3rd April 2018
As we move into April there will be many who are now significantly behind in their spring sowing campaign, the prolonged cold having been succeeded by continuing wet soil conditions,
As we move into April there will be many who are now significantly behind in their spring sowing campaign, the prolonged cold having been succeeded by continuing wet soil conditions, comments Roger Vickers, Chief Executive of PGRO.
“With limited opportunities for good soil and sowing conditions, the rush is on to make the most of April for spring bean and pea sowings. While sowings of beans beyond the latter half of April may start to impact yield potential, the good news is that
the chances of bruchid beetle damage are also reduced, increasing the opportunity for reaching human consumption export premiums.
“The prospect of later April sowing might tempt some growers to consider switching out of a pulse crop this spring, but it is still too early to see that step as an option.
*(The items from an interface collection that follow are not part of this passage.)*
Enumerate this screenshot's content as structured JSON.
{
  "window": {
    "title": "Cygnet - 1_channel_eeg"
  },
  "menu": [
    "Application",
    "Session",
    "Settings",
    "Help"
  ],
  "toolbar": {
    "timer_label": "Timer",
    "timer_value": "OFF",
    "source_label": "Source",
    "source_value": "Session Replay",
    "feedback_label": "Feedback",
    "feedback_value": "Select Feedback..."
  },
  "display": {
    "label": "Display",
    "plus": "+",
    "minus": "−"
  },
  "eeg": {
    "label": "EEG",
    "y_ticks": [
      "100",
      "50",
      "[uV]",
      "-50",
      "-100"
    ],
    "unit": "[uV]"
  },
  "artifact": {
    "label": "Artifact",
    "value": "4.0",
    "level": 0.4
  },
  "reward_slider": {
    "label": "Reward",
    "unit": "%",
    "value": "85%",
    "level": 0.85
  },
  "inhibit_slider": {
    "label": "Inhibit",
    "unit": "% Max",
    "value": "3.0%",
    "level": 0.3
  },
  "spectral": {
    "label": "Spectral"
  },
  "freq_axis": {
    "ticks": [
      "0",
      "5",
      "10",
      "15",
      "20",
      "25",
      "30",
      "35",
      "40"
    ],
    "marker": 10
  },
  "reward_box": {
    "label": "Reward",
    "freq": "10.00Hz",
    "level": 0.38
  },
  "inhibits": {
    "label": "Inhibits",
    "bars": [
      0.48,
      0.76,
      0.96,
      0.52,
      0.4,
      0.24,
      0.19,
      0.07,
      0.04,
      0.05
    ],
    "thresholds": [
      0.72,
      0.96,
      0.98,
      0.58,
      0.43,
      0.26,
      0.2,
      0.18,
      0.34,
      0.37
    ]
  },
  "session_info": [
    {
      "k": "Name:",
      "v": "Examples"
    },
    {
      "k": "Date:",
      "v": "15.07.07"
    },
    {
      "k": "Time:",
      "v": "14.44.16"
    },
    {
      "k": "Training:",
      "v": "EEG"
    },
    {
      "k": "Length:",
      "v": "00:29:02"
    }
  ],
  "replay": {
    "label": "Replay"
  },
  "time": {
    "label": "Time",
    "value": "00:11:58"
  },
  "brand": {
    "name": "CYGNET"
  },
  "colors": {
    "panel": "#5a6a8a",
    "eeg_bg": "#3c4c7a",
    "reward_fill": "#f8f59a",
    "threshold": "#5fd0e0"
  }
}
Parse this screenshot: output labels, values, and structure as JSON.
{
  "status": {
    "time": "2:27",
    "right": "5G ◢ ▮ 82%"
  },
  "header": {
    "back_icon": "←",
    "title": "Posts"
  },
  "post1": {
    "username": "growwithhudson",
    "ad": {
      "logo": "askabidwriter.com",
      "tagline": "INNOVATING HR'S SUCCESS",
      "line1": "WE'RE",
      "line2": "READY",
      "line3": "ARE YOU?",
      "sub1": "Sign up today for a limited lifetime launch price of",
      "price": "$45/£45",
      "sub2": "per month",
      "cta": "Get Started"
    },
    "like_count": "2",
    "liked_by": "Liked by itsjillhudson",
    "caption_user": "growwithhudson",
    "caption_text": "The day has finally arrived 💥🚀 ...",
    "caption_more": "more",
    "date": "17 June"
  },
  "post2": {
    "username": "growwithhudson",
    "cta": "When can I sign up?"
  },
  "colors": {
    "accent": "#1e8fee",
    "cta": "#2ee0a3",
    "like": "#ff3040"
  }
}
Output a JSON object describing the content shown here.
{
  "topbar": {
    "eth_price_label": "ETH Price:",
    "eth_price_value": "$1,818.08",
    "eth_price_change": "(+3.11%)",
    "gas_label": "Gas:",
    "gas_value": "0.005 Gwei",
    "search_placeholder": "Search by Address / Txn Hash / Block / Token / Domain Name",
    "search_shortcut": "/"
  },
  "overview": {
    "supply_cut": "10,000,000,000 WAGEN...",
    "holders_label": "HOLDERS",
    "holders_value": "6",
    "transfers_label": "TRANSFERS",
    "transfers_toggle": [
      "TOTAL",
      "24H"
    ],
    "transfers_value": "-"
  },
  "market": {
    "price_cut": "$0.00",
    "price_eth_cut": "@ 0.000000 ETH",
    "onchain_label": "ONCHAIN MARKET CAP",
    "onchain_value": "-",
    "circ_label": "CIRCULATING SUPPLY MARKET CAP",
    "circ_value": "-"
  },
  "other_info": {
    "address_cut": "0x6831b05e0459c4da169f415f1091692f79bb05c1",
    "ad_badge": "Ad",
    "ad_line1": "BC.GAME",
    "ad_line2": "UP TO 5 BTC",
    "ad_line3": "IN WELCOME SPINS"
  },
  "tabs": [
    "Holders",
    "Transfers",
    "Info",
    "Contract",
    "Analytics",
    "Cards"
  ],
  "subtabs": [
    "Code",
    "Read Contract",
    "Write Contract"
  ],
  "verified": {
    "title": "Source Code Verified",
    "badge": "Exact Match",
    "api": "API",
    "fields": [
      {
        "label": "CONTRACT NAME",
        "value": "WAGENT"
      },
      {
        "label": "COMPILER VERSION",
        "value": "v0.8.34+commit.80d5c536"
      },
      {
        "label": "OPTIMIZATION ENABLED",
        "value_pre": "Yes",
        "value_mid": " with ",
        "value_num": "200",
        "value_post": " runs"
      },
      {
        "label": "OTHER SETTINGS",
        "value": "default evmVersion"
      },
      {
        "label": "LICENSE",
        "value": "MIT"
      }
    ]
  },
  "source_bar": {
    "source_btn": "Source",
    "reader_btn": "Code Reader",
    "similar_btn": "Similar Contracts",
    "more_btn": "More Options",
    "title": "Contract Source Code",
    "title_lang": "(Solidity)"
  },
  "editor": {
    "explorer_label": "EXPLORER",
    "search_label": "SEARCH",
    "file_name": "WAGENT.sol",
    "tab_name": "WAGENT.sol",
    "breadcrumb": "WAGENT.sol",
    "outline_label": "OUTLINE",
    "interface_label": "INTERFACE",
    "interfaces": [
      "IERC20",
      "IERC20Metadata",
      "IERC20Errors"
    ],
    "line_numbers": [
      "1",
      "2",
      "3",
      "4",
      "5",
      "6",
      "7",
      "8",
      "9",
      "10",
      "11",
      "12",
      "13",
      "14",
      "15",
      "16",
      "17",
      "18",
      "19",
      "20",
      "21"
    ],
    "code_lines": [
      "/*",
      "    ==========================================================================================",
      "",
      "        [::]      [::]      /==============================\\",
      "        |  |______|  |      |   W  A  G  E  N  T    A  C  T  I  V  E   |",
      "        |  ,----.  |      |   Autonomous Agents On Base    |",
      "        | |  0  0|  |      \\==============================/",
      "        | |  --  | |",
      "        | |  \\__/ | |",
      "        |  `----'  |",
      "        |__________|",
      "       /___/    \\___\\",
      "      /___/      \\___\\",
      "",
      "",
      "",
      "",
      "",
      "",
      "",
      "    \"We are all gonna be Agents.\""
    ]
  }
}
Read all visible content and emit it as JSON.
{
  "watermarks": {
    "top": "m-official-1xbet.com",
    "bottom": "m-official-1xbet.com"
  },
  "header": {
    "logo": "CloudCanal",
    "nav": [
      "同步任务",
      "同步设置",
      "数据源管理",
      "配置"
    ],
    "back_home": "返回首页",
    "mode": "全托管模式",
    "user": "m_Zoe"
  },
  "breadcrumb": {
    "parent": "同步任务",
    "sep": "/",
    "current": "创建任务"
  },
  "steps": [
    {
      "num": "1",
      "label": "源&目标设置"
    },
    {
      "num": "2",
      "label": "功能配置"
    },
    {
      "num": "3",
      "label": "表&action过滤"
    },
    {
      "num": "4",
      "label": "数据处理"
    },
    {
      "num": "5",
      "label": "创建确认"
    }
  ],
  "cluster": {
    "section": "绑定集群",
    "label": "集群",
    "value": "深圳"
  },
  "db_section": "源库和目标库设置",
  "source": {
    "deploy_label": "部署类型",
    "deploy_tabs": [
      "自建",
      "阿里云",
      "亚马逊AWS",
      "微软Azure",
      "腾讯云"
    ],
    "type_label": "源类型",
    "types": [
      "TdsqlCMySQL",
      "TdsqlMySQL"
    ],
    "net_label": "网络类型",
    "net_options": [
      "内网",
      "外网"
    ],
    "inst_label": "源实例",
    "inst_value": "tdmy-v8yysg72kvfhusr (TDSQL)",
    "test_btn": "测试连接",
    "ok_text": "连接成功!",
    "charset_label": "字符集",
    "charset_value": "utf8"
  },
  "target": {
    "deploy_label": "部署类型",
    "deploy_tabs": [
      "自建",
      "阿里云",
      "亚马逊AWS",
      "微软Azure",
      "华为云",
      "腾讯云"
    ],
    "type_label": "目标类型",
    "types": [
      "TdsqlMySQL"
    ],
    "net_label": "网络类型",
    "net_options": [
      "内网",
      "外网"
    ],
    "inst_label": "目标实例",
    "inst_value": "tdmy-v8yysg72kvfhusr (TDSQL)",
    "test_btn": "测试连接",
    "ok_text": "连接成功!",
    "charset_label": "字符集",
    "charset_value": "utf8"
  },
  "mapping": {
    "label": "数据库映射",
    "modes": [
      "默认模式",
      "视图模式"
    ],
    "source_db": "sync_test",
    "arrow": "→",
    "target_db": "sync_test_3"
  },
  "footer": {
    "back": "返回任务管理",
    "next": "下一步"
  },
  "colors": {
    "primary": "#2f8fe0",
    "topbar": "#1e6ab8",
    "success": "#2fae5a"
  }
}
That said, the trade has long been forecasting a bean area fall of around 10% this spring and for peas to fall by up to 25%.
“As European export quality beans have dried up, Australian beans have increased in value, rising approximately $30/tonne. Along with rising alternative protein market, values this has seen a rise of approximately £4/t in feed bean prices over the month.
“The outlook for new crop pulses is considered to be good. Beans are being well supported by the feed users and the human consumption market will be hungry for the new crop. New crop peas of good quality and colour retention will once again be in strong demand as there is no carry over from 2017 harvest. Quality is always the key for export premiums.
“The French bean area stabilised at around 82,000ha in 2017 with peas around 142,000ha. Interestingly, chickpea and lentil production rose significantly to 33,300ha (double) and 19,500ha (up 67%) respectively with French producers enjoying a coupled aid for protein crops of Euros 111.50/ha.”